• _WHAT TO DO_: Your answer must consist of the records below, reproduced exactly, with every picture removed.

• _DATA SHOWN_:
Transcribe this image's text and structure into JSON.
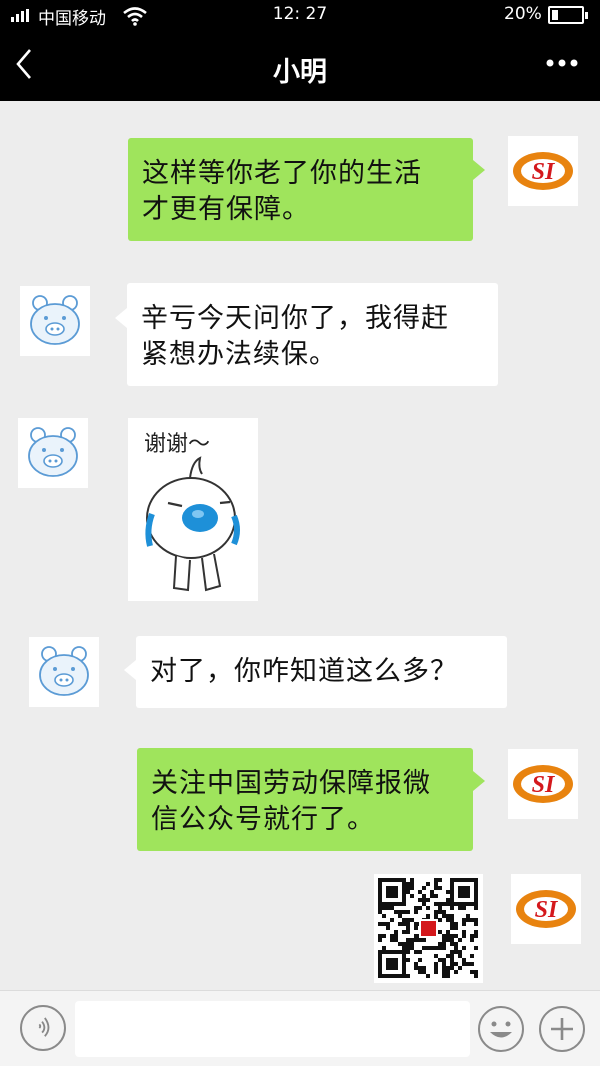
{
  "status_bar": {
    "carrier": "中国移动",
    "time": "12: 27",
    "battery_percent": "20%",
    "battery_level": 0.2,
    "signal_icon": "signal-bars-icon",
    "wifi_icon": "wifi-icon",
    "battery_icon": "battery-icon"
  },
  "header": {
    "title": "小明",
    "back_icon": "chevron-left-icon",
    "more_icon": "more-dots-icon"
  },
  "messages": [
    {
      "side": "right",
      "type": "text",
      "lines": [
        "这样等你老了你的生活",
        "才更有保障。"
      ]
    },
    {
      "side": "left",
      "type": "text",
      "lines": [
        "辛亏今天问你了，我得赶",
        "紧想办法续保。"
      ]
    },
    {
      "side": "left",
      "type": "sticker",
      "caption": "谢谢～"
    },
    {
      "side": "left",
      "type": "text",
      "lines": [
        "对了，你咋知道这么多？"
      ]
    },
    {
      "side": "right",
      "type": "text",
      "lines": [
        "关注中国劳动保障报微",
        "信公众号就行了。"
      ]
    },
    {
      "side": "right",
      "type": "image",
      "content": "qr-code"
    }
  ],
  "avatars": {
    "self_logo_text": "SI",
    "contact": "pig-avatar-icon"
  },
  "input_bar": {
    "placeholder": "",
    "voice_icon": "voice-icon",
    "emoji_icon": "emoji-icon",
    "plus_icon": "plus-icon"
  },
  "colors": {
    "green_bubble": "#9fe45c",
    "white_bubble": "#ffffff",
    "background": "#ededed",
    "header": "#000000"
  }
}
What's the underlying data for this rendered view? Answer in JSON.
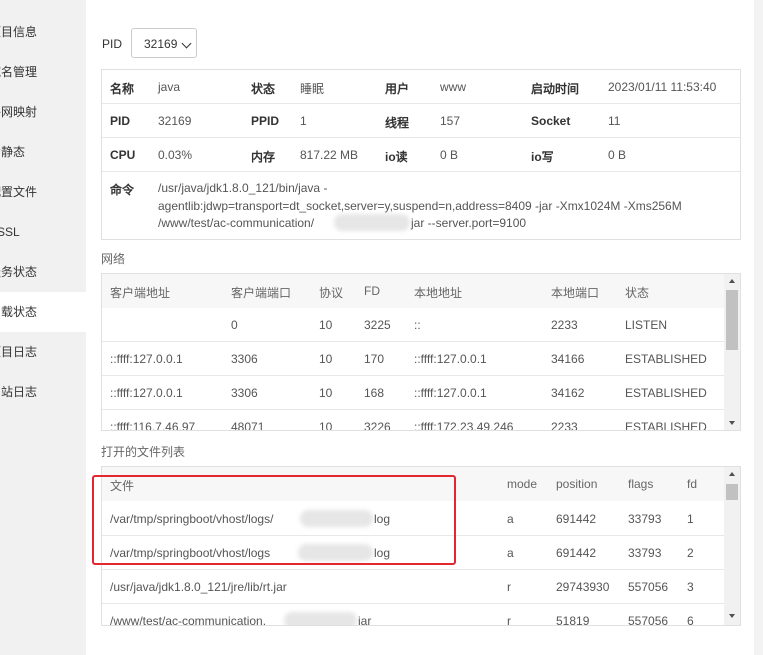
{
  "sidebar": {
    "items": [
      {
        "label": "项目信息"
      },
      {
        "label": "域名管理"
      },
      {
        "label": "外网映射"
      },
      {
        "label": "伪静态"
      },
      {
        "label": "配置文件"
      },
      {
        "label": "SSL"
      },
      {
        "label": "服务状态"
      },
      {
        "label": "负载状态"
      },
      {
        "label": "项目日志"
      },
      {
        "label": "网站日志"
      }
    ]
  },
  "pid_selector": {
    "label": "PID",
    "value": "32169"
  },
  "process_info": {
    "name_label": "名称",
    "name": "java",
    "status_label": "状态",
    "status": "睡眠",
    "user_label": "用户",
    "user": "www",
    "start_time_label": "启动时间",
    "start_time": "2023/01/11 11:53:40",
    "pid_label": "PID",
    "pid": "32169",
    "ppid_label": "PPID",
    "ppid": "1",
    "threads_label": "线程",
    "threads": "157",
    "socket_label": "Socket",
    "socket": "11",
    "cpu_label": "CPU",
    "cpu": "0.03%",
    "memory_label": "内存",
    "memory": "817.22 MB",
    "io_read_label": "io读",
    "io_read": "0 B",
    "io_write_label": "io写",
    "io_write": "0 B",
    "command_label": "命令",
    "command_line1": "/usr/java/jdk1.8.0_121/bin/java -",
    "command_line2": "agentlib:jdwp=transport=dt_socket,server=y,suspend=n,address=8409 -jar -Xmx1024M -Xms256M",
    "command_line3a": "/www/test/ac-communication/",
    "command_line3b": "jar --server.port=9100"
  },
  "network": {
    "title": "网络",
    "headers": [
      "客户端地址",
      "客户端端口",
      "协议",
      "FD",
      "本地地址",
      "本地端口",
      "状态"
    ],
    "rows": [
      [
        "",
        "0",
        "10",
        "3225",
        "::",
        "2233",
        "LISTEN"
      ],
      [
        "::ffff:127.0.0.1",
        "3306",
        "10",
        "170",
        "::ffff:127.0.0.1",
        "34166",
        "ESTABLISHED"
      ],
      [
        "::ffff:127.0.0.1",
        "3306",
        "10",
        "168",
        "::ffff:127.0.0.1",
        "34162",
        "ESTABLISHED"
      ],
      [
        "::ffff:116.7.46.97",
        "48071",
        "10",
        "3226",
        "::ffff:172.23.49.246",
        "2233",
        "ESTABLISHED"
      ]
    ]
  },
  "files": {
    "title": "打开的文件列表",
    "headers": [
      "文件",
      "mode",
      "position",
      "flags",
      "fd"
    ],
    "rows": [
      [
        "/var/tmp/springboot/vhost/logs/",
        "log",
        "a",
        "691442",
        "33793",
        "1"
      ],
      [
        "/var/tmp/springboot/vhost/logs",
        "log",
        "a",
        "691442",
        "33793",
        "2"
      ],
      [
        "/usr/java/jdk1.8.0_121/jre/lib/rt.jar",
        "",
        "r",
        "29743930",
        "557056",
        "3"
      ],
      [
        "/www/test/ac-communication.",
        "jar",
        "r",
        "51819",
        "557056",
        "6"
      ]
    ]
  }
}
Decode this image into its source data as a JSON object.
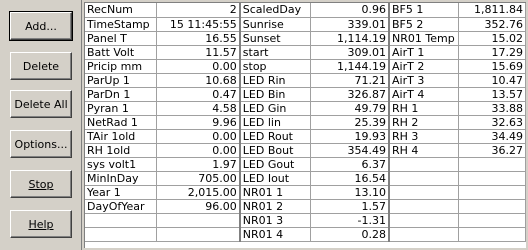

• _EXERCISE SOLUTION_:
Transcribe this image's text and structure into JSON.
{
  "status_bar": {
    "carrier": "中国移动",
    "time": "12: 27",
    "battery_percent": "20%",
    "battery_level": 0.2,
    "signal_icon": "signal-bars-icon",
    "wifi_icon": "wifi-icon",
    "battery_icon": "battery-icon"
  },
  "header": {
    "title": "小明",
    "back_icon": "chevron-left-icon",
    "more_icon": "more-dots-icon"
  },
  "messages": [
    {
      "side": "right",
      "type": "text",
      "lines": [
        "这样等你老了你的生活",
        "才更有保障。"
      ]
    },
    {
      "side": "left",
      "type": "text",
      "lines": [
        "辛亏今天问你了，我得赶",
        "紧想办法续保。"
      ]
    },
    {
      "side": "left",
      "type": "sticker",
      "caption": "谢谢～"
    },
    {
      "side": "left",
      "type": "text",
      "lines": [
        "对了，你咋知道这么多？"
      ]
    },
    {
      "side": "right",
      "type": "text",
      "lines": [
        "关注中国劳动保障报微",
        "信公众号就行了。"
      ]
    },
    {
      "side": "right",
      "type": "image",
      "content": "qr-code"
    }
  ],
  "avatars": {
    "self_logo_text": "SI",
    "contact": "pig-avatar-icon"
  },
  "input_bar": {
    "placeholder": "",
    "voice_icon": "voice-icon",
    "emoji_icon": "emoji-icon",
    "plus_icon": "plus-icon"
  },
  "colors": {
    "green_bubble": "#9fe45c",
    "white_bubble": "#ffffff",
    "background": "#ededed",
    "header": "#000000"
  }
}
What's the underlying data for this rendered view? Answer in JSON.
{
  "sidebar": {
    "items": [
      {
        "label": "项目信息"
      },
      {
        "label": "域名管理"
      },
      {
        "label": "外网映射"
      },
      {
        "label": "伪静态"
      },
      {
        "label": "配置文件"
      },
      {
        "label": "SSL"
      },
      {
        "label": "服务状态"
      },
      {
        "label": "负载状态"
      },
      {
        "label": "项目日志"
      },
      {
        "label": "网站日志"
      }
    ]
  },
  "pid_selector": {
    "label": "PID",
    "value": "32169"
  },
  "process_info": {
    "name_label": "名称",
    "name": "java",
    "status_label": "状态",
    "status": "睡眠",
    "user_label": "用户",
    "user": "www",
    "start_time_label": "启动时间",
    "start_time": "2023/01/11 11:53:40",
    "pid_label": "PID",
    "pid": "32169",
    "ppid_label": "PPID",
    "ppid": "1",
    "threads_label": "线程",
    "threads": "157",
    "socket_label": "Socket",
    "socket": "11",
    "cpu_label": "CPU",
    "cpu": "0.03%",
    "memory_label": "内存",
    "memory": "817.22 MB",
    "io_read_label": "io读",
    "io_read": "0 B",
    "io_write_label": "io写",
    "io_write": "0 B",
    "command_label": "命令",
    "command_line1": "/usr/java/jdk1.8.0_121/bin/java -",
    "command_line2": "agentlib:jdwp=transport=dt_socket,server=y,suspend=n,address=8409 -jar -Xmx1024M -Xms256M",
    "command_line3a": "/www/test/ac-communication/",
    "command_line3b": "jar --server.port=9100"
  },
  "network": {
    "title": "网络",
    "headers": [
      "客户端地址",
      "客户端端口",
      "协议",
      "FD",
      "本地地址",
      "本地端口",
      "状态"
    ],
    "rows": [
      [
        "",
        "0",
        "10",
        "3225",
        "::",
        "2233",
        "LISTEN"
      ],
      [
        "::ffff:127.0.0.1",
        "3306",
        "10",
        "170",
        "::ffff:127.0.0.1",
        "34166",
        "ESTABLISHED"
      ],
      [
        "::ffff:127.0.0.1",
        "3306",
        "10",
        "168",
        "::ffff:127.0.0.1",
        "34162",
        "ESTABLISHED"
      ],
      [
        "::ffff:116.7.46.97",
        "48071",
        "10",
        "3226",
        "::ffff:172.23.49.246",
        "2233",
        "ESTABLISHED"
      ]
    ]
  },
  "files": {
    "title": "打开的文件列表",
    "headers": [
      "文件",
      "mode",
      "position",
      "flags",
      "fd"
    ],
    "rows": [
      [
        "/var/tmp/springboot/vhost/logs/",
        "log",
        "a",
        "691442",
        "33793",
        "1"
      ],
      [
        "/var/tmp/springboot/vhost/logs",
        "log",
        "a",
        "691442",
        "33793",
        "2"
      ],
      [
        "/usr/java/jdk1.8.0_121/jre/lib/rt.jar",
        "",
        "r",
        "29743930",
        "557056",
        "3"
      ],
      [
        "/www/test/ac-communication.",
        "jar",
        "r",
        "51819",
        "557056",
        "6"
      ]
    ]
  }
}
Decode this image into its source data as a JSON object.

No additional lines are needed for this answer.